WHAT THE EXERCISE ASKS: All lines with the word "JSON" in the material below are required.

MATERIAL SUPPLIED:

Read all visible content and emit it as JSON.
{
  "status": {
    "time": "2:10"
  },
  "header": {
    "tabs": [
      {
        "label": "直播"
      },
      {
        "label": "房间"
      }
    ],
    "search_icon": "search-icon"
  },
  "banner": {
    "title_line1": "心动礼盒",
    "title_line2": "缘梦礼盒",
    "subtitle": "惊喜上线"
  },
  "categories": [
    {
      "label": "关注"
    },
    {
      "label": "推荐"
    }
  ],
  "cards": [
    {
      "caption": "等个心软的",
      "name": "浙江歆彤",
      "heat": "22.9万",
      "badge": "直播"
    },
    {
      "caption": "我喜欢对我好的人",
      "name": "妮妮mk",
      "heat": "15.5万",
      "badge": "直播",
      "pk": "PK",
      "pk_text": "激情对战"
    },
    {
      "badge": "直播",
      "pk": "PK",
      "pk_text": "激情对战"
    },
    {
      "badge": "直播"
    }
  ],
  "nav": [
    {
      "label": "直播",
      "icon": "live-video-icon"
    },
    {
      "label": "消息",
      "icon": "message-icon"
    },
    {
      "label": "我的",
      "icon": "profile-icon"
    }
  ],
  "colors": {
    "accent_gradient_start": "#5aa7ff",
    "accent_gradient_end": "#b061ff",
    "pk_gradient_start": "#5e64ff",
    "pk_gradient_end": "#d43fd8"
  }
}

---

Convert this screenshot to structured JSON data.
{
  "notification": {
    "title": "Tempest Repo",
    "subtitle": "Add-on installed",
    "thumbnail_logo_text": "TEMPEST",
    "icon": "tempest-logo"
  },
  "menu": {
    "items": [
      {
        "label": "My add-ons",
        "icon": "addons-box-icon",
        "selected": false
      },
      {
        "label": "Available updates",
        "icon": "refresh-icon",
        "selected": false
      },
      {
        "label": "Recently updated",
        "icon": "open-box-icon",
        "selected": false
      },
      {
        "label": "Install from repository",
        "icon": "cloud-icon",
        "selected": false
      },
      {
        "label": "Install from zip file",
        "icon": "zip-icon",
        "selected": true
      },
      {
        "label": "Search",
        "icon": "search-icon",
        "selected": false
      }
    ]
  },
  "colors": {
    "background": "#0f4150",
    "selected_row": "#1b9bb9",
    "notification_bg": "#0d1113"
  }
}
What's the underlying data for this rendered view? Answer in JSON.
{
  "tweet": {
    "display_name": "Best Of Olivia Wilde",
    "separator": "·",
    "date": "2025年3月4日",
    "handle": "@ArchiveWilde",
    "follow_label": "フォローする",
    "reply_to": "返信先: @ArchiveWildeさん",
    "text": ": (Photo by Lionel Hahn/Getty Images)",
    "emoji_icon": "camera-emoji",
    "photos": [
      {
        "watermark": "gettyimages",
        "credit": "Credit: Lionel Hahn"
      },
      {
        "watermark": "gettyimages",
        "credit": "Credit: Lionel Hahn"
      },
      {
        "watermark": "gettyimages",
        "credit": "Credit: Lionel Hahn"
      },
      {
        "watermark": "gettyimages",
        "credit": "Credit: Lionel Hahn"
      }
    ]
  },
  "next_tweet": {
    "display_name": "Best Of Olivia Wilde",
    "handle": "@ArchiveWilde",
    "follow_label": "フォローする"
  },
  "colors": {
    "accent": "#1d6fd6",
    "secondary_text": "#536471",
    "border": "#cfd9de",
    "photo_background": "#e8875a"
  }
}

RESPONSE AREA:
Read all visible content and emit it as JSON.
Convert this screenshot to structured JSON data.
What's the underlying data for this rendered view? Answer in JSON.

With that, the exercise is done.